-- AIM OF THE TASK --
Each line of the records that holds the word "здесь" should be copied out.

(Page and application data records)
Content starts

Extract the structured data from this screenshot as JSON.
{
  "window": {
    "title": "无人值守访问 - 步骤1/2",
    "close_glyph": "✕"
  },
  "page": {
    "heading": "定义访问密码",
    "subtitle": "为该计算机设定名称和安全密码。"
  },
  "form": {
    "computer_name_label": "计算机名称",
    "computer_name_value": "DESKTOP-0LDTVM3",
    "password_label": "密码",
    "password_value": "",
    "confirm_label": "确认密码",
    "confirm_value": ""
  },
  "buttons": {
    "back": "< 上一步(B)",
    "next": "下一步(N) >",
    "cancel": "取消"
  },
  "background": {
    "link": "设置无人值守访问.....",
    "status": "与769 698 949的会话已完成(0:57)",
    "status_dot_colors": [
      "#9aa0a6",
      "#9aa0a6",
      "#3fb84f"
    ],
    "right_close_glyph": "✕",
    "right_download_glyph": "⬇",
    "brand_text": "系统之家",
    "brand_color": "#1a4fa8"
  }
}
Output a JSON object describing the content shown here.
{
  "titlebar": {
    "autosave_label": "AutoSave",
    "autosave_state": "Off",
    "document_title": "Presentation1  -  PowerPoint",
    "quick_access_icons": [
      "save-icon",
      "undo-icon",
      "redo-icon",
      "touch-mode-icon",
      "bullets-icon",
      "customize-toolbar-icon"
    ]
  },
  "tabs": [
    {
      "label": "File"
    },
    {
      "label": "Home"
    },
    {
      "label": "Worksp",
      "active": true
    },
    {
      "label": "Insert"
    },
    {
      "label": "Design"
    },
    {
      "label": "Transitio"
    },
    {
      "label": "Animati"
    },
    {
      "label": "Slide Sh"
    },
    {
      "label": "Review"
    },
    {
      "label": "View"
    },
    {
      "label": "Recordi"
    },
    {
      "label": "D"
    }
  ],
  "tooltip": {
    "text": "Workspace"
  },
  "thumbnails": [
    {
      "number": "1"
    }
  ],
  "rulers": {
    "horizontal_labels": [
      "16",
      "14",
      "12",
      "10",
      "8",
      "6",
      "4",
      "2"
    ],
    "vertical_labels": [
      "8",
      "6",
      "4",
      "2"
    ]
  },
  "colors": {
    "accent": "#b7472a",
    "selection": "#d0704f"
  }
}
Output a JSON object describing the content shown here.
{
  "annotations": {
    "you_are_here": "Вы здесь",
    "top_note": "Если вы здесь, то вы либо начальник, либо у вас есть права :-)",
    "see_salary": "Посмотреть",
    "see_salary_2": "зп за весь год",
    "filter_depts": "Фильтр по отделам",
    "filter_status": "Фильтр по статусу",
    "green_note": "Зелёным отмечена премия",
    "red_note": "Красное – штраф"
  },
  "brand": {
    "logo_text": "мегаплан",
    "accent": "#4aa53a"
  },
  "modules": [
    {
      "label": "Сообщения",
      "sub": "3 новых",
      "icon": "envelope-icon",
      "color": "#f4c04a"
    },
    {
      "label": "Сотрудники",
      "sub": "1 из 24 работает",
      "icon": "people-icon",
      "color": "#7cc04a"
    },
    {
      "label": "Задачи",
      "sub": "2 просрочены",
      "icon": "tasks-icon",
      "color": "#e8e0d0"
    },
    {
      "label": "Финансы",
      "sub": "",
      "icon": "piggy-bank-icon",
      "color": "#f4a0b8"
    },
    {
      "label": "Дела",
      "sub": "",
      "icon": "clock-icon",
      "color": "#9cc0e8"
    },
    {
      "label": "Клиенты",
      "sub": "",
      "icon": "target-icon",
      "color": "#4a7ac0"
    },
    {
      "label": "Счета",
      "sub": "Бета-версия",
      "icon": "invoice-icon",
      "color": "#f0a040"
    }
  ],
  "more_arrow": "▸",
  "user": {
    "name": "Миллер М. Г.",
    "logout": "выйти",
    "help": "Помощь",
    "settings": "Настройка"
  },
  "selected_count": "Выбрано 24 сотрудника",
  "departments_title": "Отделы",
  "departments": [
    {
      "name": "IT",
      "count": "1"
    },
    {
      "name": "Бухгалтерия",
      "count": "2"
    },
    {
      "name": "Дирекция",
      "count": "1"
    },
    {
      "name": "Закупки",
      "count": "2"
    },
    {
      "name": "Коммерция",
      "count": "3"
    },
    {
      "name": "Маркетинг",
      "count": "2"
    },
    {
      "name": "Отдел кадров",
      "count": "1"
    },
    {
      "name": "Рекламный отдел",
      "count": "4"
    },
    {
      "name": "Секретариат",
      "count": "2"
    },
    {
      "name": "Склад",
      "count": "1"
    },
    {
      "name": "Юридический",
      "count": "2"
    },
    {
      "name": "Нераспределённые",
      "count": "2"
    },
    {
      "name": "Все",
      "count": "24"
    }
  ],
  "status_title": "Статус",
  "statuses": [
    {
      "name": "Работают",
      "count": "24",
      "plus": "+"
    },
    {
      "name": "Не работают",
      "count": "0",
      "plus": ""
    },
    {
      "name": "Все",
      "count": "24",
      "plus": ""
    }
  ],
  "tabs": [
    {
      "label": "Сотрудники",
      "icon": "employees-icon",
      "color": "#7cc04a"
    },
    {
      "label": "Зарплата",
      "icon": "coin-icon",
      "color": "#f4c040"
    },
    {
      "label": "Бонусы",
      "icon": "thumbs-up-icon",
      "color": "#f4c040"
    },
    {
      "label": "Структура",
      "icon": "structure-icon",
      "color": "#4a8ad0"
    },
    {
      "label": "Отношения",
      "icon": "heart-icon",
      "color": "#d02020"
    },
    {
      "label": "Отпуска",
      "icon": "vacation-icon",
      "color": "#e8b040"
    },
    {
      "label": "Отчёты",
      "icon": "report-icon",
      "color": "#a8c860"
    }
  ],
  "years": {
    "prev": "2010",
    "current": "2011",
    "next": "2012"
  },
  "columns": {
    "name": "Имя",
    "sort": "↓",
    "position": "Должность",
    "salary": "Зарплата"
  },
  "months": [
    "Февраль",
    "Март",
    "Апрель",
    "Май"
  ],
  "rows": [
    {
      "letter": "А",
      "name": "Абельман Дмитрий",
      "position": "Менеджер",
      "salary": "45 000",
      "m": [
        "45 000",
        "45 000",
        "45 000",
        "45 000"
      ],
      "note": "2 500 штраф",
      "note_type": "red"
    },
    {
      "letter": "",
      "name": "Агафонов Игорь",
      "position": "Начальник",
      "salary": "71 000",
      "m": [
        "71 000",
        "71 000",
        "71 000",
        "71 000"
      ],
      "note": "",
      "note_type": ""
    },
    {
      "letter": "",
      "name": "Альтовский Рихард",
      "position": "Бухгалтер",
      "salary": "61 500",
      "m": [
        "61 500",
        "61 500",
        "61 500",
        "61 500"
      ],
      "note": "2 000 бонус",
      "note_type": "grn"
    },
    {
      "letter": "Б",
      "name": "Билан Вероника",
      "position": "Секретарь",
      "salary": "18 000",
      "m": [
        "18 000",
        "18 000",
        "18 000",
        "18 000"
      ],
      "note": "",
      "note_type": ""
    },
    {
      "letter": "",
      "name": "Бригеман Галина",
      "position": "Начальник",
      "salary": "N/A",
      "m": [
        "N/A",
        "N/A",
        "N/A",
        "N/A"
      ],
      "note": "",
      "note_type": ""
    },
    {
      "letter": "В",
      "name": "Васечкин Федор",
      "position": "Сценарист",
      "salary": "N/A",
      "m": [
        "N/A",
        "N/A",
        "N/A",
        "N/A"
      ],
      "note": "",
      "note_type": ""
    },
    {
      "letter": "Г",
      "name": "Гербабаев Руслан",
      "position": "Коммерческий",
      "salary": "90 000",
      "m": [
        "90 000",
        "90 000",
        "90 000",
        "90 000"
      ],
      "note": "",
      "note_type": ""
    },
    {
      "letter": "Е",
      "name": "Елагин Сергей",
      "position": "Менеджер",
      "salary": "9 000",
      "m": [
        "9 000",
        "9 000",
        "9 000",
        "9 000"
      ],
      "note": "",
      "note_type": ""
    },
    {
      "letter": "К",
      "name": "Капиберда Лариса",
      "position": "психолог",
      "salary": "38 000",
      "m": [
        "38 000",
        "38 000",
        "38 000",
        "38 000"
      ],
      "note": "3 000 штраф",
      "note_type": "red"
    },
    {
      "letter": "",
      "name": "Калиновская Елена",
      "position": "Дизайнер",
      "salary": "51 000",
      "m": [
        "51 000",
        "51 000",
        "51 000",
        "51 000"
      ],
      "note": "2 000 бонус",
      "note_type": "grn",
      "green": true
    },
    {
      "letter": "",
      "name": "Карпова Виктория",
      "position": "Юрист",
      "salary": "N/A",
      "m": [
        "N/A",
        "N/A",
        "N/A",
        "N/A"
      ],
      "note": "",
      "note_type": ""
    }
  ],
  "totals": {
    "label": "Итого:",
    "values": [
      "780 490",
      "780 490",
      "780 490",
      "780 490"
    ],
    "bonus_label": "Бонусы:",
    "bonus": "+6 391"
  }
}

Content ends

-- ANSWER TO THIS EXERCISE --
    "you_are_here": "Вы здесь",
    "top_note": "Если вы здесь, то вы либо начальник, либо у вас есть права :-)",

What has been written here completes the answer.